The only solid complaint I want to register here is in the final caption of the movie before the credits:

Now, if I clever up a bit and offer you a huge portion of grace, I think the point of this quote is to say that the churches which were burned in these real events shed a light on some real people who, for the most part, have a real faith in spite of hardship.  But Durutti was a Spanish Anarchist, and when he said this what he meant was that everything about religion has to be destroyed in order for all its oppressive burdens to be cast off.  His meaning and yours in this movie, I think, are not the same.  By no means do I think that you have endorsed the crimes recorded in the film, but Durutti would.  The dissonance there is jarring and was confusing to me as I think it would be for any viewer who knows anything about Durutti and anarchist thought.  Your movie is not about anarchy but about the ways in which real people make sense out of suffering, and it is better than the philosophy of those associated with the burning of churches in pre-Franco Spain.

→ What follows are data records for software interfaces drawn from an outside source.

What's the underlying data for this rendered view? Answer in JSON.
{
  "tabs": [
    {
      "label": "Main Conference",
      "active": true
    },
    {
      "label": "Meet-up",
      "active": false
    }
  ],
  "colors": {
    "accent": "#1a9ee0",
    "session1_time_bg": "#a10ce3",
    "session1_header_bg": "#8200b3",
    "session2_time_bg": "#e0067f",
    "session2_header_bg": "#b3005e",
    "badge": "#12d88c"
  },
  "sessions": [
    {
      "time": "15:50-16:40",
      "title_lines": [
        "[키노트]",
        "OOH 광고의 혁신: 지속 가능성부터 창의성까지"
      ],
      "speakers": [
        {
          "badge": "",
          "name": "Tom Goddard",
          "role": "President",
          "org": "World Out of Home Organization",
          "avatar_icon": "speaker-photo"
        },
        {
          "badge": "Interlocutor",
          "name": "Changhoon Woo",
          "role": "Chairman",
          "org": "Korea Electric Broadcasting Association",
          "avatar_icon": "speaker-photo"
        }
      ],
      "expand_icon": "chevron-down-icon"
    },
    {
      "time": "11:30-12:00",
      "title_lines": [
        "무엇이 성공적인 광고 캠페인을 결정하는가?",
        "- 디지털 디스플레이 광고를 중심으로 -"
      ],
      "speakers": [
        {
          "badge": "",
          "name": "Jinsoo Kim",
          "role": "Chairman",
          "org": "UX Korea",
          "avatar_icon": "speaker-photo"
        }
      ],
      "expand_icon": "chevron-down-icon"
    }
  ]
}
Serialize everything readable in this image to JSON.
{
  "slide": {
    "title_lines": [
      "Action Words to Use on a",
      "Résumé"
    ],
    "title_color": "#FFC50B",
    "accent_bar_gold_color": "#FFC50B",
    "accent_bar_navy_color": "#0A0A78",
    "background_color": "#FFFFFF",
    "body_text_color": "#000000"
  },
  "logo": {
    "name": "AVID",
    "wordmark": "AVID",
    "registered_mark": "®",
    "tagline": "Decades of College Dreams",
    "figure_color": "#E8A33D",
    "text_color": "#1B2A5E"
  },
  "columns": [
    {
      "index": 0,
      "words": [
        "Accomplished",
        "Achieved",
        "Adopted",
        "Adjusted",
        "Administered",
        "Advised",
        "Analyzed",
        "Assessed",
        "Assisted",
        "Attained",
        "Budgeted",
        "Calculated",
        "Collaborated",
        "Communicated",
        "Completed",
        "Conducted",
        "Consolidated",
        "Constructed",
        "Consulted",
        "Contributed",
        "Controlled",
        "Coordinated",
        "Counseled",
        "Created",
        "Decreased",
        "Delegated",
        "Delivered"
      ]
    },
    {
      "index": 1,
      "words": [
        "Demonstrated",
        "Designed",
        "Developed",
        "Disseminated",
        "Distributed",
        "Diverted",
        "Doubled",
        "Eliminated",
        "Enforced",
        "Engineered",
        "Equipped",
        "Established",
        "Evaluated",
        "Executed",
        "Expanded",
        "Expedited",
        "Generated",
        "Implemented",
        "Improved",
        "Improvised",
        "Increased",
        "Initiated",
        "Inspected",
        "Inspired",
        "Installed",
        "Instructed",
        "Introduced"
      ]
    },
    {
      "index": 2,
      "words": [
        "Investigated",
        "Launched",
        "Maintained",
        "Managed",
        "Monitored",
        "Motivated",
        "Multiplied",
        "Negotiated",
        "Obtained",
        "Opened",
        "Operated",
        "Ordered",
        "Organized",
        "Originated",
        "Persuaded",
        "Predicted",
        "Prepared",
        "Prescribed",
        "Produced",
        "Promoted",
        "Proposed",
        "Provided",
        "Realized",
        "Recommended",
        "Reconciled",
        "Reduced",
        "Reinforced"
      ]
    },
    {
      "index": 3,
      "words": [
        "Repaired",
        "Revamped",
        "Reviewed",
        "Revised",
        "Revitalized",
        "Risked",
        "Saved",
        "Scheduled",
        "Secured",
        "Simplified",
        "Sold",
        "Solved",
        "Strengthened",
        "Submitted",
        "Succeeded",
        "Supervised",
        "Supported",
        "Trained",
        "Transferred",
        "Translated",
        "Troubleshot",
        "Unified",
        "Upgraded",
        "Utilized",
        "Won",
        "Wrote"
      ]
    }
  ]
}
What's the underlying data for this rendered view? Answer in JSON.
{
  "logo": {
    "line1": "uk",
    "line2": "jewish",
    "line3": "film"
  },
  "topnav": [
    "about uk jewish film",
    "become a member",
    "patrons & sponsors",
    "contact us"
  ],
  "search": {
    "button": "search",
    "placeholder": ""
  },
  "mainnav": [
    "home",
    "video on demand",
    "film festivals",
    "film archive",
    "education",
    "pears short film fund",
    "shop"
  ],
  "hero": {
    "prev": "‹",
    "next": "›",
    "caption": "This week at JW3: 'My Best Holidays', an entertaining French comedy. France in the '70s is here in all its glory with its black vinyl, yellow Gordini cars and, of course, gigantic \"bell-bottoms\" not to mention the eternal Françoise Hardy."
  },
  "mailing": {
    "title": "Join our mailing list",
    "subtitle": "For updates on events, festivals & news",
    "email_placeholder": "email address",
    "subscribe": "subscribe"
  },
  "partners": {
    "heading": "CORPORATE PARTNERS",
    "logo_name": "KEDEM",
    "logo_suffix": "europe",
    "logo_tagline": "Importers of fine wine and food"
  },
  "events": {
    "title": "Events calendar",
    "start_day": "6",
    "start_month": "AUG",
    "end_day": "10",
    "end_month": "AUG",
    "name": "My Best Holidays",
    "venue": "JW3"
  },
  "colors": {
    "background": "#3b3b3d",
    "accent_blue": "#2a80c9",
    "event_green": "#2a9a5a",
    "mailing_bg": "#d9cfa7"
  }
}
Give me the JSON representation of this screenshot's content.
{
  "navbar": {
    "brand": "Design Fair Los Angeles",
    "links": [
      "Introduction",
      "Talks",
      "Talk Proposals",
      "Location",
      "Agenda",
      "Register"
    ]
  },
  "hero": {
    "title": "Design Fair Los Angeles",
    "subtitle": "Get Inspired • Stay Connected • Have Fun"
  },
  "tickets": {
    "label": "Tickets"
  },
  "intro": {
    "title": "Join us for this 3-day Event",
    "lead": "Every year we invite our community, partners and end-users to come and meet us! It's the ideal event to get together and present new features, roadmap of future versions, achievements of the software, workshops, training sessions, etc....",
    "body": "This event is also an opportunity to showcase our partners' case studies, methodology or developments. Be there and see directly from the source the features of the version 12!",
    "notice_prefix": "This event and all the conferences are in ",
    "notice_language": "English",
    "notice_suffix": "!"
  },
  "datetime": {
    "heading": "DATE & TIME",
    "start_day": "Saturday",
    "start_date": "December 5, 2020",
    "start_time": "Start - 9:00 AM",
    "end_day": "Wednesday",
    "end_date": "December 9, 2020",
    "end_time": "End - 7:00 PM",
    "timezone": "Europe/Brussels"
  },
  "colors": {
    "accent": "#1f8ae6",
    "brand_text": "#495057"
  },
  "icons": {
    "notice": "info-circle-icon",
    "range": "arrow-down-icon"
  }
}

All that said, thanks for your offer to view and review this film.  It's good to see people working hard to develop a voice and a body of work which is actually saying something worth saying in a way that is worth listening to.

If this is where you are headed in the future, please keep up the good work.  I look forward to seeing more documentaries like this from you about real Christians in real life.


Zac Dredge said...

I found Holy Rollers interesting at least. This certainly sounds more compelling though; Holy Roller's suffered for it's lack of scrutiny but this genuinely seems to take a multi-faceted perspective and I hope I get the opportunity to see it at some point(Holy Roller's did air here, so here's hoping).

Burning Churches is a difficult subject matter for me; on one hand I affirm that a Church consists of the people or congregation. On the other hand the deliberate burning of any architecture that holds historical and personal significance, especially that of a honoured meeting place, sickens me in a similar way as the burning of literature does.
Could I forgive someone for burning down the building I've grown up attending, seen renovated, and still frequent on Sundays? Possibly, but it would likely hurt me worse than most personal attacks.

Frank Turk said...

Just to be as clear as possible, this movie will air on PBS on Monday, 6 April 2015, as part of the Independent Lens series. Check your local listings for availability.

Zachary Bartels said...


Zac Dredge said...

Well one of them is Frank... Do I get a Pyro T-shirt?

Michael said...

Just finished watching this doc. Very enjoyable and thought- provoking.